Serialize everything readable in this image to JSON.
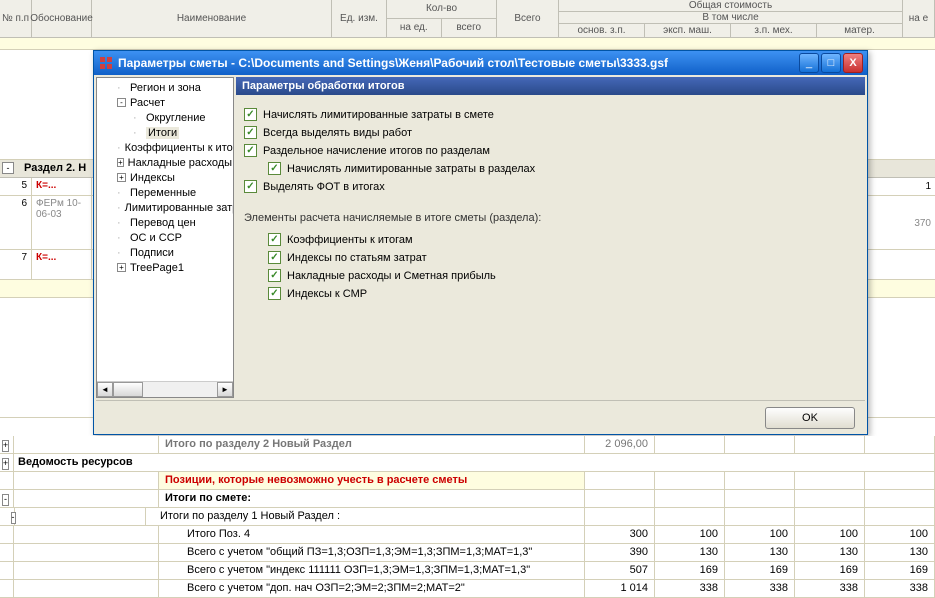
{
  "header_cells": {
    "npp": "№ п.п",
    "obosnov": "Обоснование",
    "naimen": "Наименование",
    "ed_izm": "Ед. изм.",
    "kolvo": "Кол-во",
    "na_ed": "на ед.",
    "vsego1": "всего",
    "vsego2": "Всего",
    "obsh_stoim": "Общая стоимость",
    "v_tom_chisle": "В том числе",
    "osnov_zp": "основ. з.п.",
    "eksp_mash": "эксп. маш.",
    "zp_meh": "з.п. мех.",
    "mater": "матер.",
    "na_e2": "на е"
  },
  "dialog": {
    "title": "Параметры сметы - C:\\Documents and Settings\\Женя\\Рабочий стол\\Тестовые сметы\\3333.gsf",
    "panel_title": "Параметры обработки итогов",
    "elements_label": "Элементы расчета начисляемые в итоге сметы (раздела):",
    "ok": "OK"
  },
  "tree": [
    {
      "label": "Регион и зона",
      "lvl": 1,
      "exp": ""
    },
    {
      "label": "Расчет",
      "lvl": 1,
      "exp": "-"
    },
    {
      "label": "Округление",
      "lvl": 2,
      "exp": ""
    },
    {
      "label": "Итоги",
      "lvl": 2,
      "exp": "",
      "sel": true
    },
    {
      "label": "Коэффициенты к итогам",
      "lvl": 1,
      "exp": ""
    },
    {
      "label": "Накладные расходы",
      "lvl": 1,
      "exp": "+"
    },
    {
      "label": "Индексы",
      "lvl": 1,
      "exp": "+"
    },
    {
      "label": "Переменные",
      "lvl": 1,
      "exp": ""
    },
    {
      "label": "Лимитированные затраты",
      "lvl": 1,
      "exp": ""
    },
    {
      "label": "Перевод цен",
      "lvl": 1,
      "exp": ""
    },
    {
      "label": "ОС и ССР",
      "lvl": 1,
      "exp": ""
    },
    {
      "label": "Подписи",
      "lvl": 1,
      "exp": ""
    },
    {
      "label": "TreePage1",
      "lvl": 1,
      "exp": "+"
    }
  ],
  "checks": [
    {
      "label": "Начислять лимитированные затраты в смете"
    },
    {
      "label": "Всегда выделять виды работ"
    },
    {
      "label": "Раздельное начисление итогов по разделам"
    },
    {
      "label": "Начислять лимитированные затраты в разделах",
      "indent": true
    },
    {
      "label": "Выделять ФОТ в итогах"
    }
  ],
  "checks2": [
    {
      "label": "Коэффициенты к итогам"
    },
    {
      "label": "Индексы по статьям затрат"
    },
    {
      "label": "Накладные расходы и Сметная прибыль"
    },
    {
      "label": "Индексы к СМР"
    }
  ],
  "bg": {
    "section2": "Раздел 2. Н",
    "row5_code": "К=...",
    "row6_code": "ФЕРм 10-06-03",
    "row6_v": "370",
    "row5_v": "1",
    "row7_code": "К=..."
  },
  "bottom": {
    "itogo_razdel2": "Итого по разделу 2 Новый Раздел",
    "itogo_razdel2_val": "2 096,00",
    "vedomost": "Ведомость ресурсов",
    "pozicii": "Позиции, которые невозможно учесть в расчете сметы",
    "itogi_smete": "Итоги по смете:",
    "itogi_razdel1": "Итоги по разделу 1 Новый Раздел :",
    "rows": [
      {
        "name": "Итого Поз. 4",
        "v": [
          "300",
          "100",
          "100",
          "100",
          "100"
        ]
      },
      {
        "name": "Всего с учетом \"общий ПЗ=1,3;ОЗП=1,3;ЭМ=1,3;ЗПМ=1,3;МАТ=1,3\"",
        "v": [
          "390",
          "130",
          "130",
          "130",
          "130"
        ]
      },
      {
        "name": "Всего с учетом \"индекс 111111 ОЗП=1,3;ЭМ=1,3;ЗПМ=1,3;МАТ=1,3\"",
        "v": [
          "507",
          "169",
          "169",
          "169",
          "169"
        ]
      },
      {
        "name": "Всего с учетом \"доп. нач ОЗП=2;ЭМ=2;ЗПМ=2;МАТ=2\"",
        "v": [
          "1 014",
          "338",
          "338",
          "338",
          "338"
        ]
      }
    ]
  }
}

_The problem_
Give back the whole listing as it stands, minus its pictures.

_Reply to the task_
Serialize everything readable in this image to JSON.
{
  "header_cells": {
    "npp": "№ п.п",
    "obosnov": "Обоснование",
    "naimen": "Наименование",
    "ed_izm": "Ед. изм.",
    "kolvo": "Кол-во",
    "na_ed": "на ед.",
    "vsego1": "всего",
    "vsego2": "Всего",
    "obsh_stoim": "Общая стоимость",
    "v_tom_chisle": "В том числе",
    "osnov_zp": "основ. з.п.",
    "eksp_mash": "эксп. маш.",
    "zp_meh": "з.п. мех.",
    "mater": "матер.",
    "na_e2": "на е"
  },
  "dialog": {
    "title": "Параметры сметы - C:\\Documents and Settings\\Женя\\Рабочий стол\\Тестовые сметы\\3333.gsf",
    "panel_title": "Параметры обработки итогов",
    "elements_label": "Элементы расчета начисляемые в итоге сметы (раздела):",
    "ok": "OK"
  },
  "tree": [
    {
      "label": "Регион и зона",
      "lvl": 1,
      "exp": ""
    },
    {
      "label": "Расчет",
      "lvl": 1,
      "exp": "-"
    },
    {
      "label": "Округление",
      "lvl": 2,
      "exp": ""
    },
    {
      "label": "Итоги",
      "lvl": 2,
      "exp": "",
      "sel": true
    },
    {
      "label": "Коэффициенты к итогам",
      "lvl": 1,
      "exp": ""
    },
    {
      "label": "Накладные расходы",
      "lvl": 1,
      "exp": "+"
    },
    {
      "label": "Индексы",
      "lvl": 1,
      "exp": "+"
    },
    {
      "label": "Переменные",
      "lvl": 1,
      "exp": ""
    },
    {
      "label": "Лимитированные затраты",
      "lvl": 1,
      "exp": ""
    },
    {
      "label": "Перевод цен",
      "lvl": 1,
      "exp": ""
    },
    {
      "label": "ОС и ССР",
      "lvl": 1,
      "exp": ""
    },
    {
      "label": "Подписи",
      "lvl": 1,
      "exp": ""
    },
    {
      "label": "TreePage1",
      "lvl": 1,
      "exp": "+"
    }
  ],
  "checks": [
    {
      "label": "Начислять лимитированные затраты в смете"
    },
    {
      "label": "Всегда выделять виды работ"
    },
    {
      "label": "Раздельное начисление итогов по разделам"
    },
    {
      "label": "Начислять лимитированные затраты в разделах",
      "indent": true
    },
    {
      "label": "Выделять ФОТ в итогах"
    }
  ],
  "checks2": [
    {
      "label": "Коэффициенты к итогам"
    },
    {
      "label": "Индексы по статьям затрат"
    },
    {
      "label": "Накладные расходы и Сметная прибыль"
    },
    {
      "label": "Индексы к СМР"
    }
  ],
  "bg": {
    "section2": "Раздел 2. Н",
    "row5_code": "К=...",
    "row6_code": "ФЕРм 10-06-03",
    "row6_v": "370",
    "row5_v": "1",
    "row7_code": "К=..."
  },
  "bottom": {
    "itogo_razdel2": "Итого по разделу 2 Новый Раздел",
    "itogo_razdel2_val": "2 096,00",
    "vedomost": "Ведомость ресурсов",
    "pozicii": "Позиции, которые невозможно учесть в расчете сметы",
    "itogi_smete": "Итоги по смете:",
    "itogi_razdel1": "Итоги по разделу 1 Новый Раздел :",
    "rows": [
      {
        "name": "Итого Поз. 4",
        "v": [
          "300",
          "100",
          "100",
          "100",
          "100"
        ]
      },
      {
        "name": "Всего с учетом \"общий ПЗ=1,3;ОЗП=1,3;ЭМ=1,3;ЗПМ=1,3;МАТ=1,3\"",
        "v": [
          "390",
          "130",
          "130",
          "130",
          "130"
        ]
      },
      {
        "name": "Всего с учетом \"индекс 111111 ОЗП=1,3;ЭМ=1,3;ЗПМ=1,3;МАТ=1,3\"",
        "v": [
          "507",
          "169",
          "169",
          "169",
          "169"
        ]
      },
      {
        "name": "Всего с учетом \"доп. нач ОЗП=2;ЭМ=2;ЗПМ=2;МАТ=2\"",
        "v": [
          "1 014",
          "338",
          "338",
          "338",
          "338"
        ]
      }
    ]
  }
}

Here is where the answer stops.